Exercise prompt: From the listing below, return each line that includes "Create".

Dataset excerpts:
○ ○ ○ ○

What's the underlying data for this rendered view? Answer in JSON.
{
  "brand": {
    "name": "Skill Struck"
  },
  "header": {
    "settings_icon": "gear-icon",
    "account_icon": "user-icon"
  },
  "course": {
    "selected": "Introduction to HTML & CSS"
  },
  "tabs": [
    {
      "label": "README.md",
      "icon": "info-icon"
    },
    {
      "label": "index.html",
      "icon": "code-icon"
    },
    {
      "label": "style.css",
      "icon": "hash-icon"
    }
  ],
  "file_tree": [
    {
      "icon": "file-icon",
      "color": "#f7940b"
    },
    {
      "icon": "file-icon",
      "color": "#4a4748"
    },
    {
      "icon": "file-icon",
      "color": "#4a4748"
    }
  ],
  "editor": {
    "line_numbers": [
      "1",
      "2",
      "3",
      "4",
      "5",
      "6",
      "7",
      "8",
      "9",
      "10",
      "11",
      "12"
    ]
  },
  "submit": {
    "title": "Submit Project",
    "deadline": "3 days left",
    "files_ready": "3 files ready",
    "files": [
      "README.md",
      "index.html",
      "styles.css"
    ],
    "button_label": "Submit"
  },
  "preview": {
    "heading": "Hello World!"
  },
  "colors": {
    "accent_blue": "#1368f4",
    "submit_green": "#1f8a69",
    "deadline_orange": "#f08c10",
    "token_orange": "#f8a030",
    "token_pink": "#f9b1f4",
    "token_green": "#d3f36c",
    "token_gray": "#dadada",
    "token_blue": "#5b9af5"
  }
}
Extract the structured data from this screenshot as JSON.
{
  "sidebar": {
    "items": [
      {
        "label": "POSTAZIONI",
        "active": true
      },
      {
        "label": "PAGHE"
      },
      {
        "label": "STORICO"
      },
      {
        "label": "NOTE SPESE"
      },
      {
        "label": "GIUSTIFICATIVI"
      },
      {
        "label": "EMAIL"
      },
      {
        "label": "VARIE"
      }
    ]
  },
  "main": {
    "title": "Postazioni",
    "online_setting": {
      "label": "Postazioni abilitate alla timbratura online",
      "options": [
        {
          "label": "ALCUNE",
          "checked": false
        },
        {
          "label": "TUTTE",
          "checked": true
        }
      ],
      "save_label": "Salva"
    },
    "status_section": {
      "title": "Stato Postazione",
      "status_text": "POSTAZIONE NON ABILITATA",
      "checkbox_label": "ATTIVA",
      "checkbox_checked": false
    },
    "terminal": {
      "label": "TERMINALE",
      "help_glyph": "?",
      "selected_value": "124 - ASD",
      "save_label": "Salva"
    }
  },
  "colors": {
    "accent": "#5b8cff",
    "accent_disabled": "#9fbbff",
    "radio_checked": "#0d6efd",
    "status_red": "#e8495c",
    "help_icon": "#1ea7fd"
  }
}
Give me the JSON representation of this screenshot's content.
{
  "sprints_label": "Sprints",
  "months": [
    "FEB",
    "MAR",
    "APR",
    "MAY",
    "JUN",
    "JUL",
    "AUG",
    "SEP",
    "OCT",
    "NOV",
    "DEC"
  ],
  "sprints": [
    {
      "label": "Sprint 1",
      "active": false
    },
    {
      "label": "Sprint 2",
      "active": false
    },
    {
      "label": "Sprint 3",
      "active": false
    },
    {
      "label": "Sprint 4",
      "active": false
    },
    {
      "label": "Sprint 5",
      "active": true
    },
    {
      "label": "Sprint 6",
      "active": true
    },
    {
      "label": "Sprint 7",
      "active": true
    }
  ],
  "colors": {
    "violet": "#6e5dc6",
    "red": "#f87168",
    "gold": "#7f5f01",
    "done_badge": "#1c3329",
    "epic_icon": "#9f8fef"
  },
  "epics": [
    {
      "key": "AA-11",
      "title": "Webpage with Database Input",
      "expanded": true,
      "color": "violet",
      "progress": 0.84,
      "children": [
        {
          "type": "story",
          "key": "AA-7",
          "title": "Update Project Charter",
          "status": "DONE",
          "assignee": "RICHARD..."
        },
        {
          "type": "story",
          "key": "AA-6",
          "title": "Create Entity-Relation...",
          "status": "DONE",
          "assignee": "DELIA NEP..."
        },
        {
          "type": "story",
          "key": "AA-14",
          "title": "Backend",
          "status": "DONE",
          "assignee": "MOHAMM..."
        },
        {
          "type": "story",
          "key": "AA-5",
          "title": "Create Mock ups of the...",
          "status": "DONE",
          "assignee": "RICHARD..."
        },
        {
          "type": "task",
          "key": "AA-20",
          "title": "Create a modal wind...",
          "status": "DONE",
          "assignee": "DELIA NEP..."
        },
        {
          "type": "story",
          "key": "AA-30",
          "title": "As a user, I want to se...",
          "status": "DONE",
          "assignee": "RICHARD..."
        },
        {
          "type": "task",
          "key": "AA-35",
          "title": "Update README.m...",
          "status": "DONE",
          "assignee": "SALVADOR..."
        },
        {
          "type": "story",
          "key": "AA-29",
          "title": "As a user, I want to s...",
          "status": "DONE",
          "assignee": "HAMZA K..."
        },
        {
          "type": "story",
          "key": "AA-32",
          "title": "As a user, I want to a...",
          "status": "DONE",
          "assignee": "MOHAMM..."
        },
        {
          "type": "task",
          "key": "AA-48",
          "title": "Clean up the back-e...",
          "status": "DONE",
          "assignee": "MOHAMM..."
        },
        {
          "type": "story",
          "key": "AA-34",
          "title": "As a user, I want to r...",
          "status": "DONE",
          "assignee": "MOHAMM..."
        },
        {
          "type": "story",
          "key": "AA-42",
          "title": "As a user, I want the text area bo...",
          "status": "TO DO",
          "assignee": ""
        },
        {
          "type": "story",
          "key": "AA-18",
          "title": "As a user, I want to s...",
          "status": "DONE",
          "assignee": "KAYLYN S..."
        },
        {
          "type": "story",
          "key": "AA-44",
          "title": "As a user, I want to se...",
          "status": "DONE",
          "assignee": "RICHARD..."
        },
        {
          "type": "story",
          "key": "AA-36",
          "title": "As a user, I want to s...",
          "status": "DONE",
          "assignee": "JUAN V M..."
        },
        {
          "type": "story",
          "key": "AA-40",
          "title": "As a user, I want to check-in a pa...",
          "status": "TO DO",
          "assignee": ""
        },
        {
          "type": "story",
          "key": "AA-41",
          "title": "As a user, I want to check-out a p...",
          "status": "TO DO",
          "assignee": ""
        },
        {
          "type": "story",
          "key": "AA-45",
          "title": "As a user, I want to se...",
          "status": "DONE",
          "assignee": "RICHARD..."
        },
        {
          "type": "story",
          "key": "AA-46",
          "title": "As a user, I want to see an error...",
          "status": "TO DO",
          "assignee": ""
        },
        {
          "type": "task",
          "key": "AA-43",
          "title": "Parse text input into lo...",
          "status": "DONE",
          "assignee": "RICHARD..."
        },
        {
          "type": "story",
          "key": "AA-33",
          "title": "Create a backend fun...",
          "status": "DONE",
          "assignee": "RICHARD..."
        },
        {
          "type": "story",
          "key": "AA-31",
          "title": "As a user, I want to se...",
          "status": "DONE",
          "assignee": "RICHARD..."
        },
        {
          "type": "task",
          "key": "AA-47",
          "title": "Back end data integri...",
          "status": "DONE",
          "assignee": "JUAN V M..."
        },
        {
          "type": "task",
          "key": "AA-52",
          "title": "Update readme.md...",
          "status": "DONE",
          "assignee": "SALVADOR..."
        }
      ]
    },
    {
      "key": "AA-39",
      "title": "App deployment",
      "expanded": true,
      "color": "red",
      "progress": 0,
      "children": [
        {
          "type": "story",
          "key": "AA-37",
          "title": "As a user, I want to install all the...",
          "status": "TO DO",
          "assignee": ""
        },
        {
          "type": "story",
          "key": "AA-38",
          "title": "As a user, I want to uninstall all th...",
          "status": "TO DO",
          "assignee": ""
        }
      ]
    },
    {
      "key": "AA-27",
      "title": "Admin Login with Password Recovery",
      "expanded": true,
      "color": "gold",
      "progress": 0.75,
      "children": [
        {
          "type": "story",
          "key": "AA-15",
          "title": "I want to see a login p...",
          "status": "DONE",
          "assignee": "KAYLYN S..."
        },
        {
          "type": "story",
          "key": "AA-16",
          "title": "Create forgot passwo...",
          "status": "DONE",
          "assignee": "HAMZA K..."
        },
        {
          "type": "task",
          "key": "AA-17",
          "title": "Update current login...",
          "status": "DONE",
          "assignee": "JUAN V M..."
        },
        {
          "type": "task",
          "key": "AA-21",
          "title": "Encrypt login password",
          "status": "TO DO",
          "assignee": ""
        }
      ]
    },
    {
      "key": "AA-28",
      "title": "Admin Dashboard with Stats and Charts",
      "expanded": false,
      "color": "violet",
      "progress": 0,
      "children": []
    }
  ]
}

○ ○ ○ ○

Response to the task:
          "title": "Create Entity-Relation...",
          "title": "Create Mock ups of the...",
          "title": "Create a modal wind...",
          "title": "Create a backend fun...",
          "title": "Create forgot passwo...",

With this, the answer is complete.